* Problem statement
Report each line from the data below that holds the word "startups".

* Data for this task
-------
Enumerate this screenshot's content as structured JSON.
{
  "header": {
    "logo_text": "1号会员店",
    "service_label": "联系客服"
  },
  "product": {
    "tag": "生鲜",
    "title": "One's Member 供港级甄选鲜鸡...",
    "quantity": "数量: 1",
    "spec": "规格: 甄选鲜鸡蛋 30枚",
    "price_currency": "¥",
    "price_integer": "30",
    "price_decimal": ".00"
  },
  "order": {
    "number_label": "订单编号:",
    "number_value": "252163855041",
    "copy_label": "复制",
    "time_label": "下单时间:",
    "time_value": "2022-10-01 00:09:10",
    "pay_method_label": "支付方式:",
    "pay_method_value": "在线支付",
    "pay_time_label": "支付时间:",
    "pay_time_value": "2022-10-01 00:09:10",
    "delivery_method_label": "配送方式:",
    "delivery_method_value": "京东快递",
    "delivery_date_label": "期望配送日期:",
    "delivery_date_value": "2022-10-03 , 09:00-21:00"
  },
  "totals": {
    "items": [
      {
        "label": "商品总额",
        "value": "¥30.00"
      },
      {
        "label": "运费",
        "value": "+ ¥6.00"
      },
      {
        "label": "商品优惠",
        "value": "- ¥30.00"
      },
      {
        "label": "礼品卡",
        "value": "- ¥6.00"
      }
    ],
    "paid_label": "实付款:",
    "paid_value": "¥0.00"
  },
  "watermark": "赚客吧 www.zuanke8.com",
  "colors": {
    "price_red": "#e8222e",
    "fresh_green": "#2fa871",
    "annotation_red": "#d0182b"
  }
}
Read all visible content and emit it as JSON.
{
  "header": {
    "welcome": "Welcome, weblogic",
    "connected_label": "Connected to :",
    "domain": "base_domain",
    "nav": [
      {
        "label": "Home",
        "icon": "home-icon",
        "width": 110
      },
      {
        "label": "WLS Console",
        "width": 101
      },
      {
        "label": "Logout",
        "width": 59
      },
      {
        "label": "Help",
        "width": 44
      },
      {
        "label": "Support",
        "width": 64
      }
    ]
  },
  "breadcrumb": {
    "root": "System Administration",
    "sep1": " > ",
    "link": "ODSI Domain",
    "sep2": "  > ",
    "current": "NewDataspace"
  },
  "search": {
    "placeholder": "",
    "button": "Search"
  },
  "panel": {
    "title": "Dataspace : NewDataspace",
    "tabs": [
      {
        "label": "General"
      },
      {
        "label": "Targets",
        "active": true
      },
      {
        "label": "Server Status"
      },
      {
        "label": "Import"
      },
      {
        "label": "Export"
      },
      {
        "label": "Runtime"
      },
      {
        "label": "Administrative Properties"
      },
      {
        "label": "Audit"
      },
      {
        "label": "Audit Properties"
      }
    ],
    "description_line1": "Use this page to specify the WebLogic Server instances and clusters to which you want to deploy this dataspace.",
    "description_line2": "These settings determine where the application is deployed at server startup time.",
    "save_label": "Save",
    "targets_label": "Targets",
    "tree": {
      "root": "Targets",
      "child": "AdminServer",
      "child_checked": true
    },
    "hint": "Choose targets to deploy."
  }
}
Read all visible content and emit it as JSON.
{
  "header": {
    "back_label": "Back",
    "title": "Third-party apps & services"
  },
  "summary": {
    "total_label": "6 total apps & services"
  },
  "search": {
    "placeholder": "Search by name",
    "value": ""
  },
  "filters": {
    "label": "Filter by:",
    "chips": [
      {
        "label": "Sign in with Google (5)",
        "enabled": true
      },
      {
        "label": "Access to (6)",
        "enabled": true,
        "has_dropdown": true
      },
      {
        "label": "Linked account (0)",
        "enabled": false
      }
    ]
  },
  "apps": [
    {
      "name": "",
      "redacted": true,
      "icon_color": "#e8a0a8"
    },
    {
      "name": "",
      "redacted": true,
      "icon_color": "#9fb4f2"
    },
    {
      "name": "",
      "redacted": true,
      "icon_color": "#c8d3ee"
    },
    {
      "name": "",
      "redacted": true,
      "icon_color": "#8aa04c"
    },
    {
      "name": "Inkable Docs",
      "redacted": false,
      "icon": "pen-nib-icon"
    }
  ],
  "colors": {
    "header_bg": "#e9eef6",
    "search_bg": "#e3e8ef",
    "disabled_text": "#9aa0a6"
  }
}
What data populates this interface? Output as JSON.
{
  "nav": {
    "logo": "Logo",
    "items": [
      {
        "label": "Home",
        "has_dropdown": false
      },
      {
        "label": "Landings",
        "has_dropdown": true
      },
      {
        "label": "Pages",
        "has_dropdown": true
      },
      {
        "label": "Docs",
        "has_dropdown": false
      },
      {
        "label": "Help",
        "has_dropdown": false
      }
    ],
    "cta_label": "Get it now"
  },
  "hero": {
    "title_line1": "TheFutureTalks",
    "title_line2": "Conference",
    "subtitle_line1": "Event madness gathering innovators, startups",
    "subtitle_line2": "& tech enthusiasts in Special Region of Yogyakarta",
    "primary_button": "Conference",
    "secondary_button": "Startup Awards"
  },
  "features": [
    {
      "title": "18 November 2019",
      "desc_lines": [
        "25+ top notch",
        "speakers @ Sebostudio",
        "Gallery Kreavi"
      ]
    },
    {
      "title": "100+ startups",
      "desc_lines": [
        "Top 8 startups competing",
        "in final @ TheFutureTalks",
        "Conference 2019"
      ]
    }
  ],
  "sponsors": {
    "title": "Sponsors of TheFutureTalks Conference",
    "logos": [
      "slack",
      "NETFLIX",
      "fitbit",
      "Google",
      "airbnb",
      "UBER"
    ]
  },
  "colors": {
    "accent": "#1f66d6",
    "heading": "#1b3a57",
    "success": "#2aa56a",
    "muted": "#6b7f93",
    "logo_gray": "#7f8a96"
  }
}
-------
* Solved problem
    "subtitle_line1": "Event madness gathering innovators, startups",
      "title": "100+ startups",
        "Top 8 startups competing",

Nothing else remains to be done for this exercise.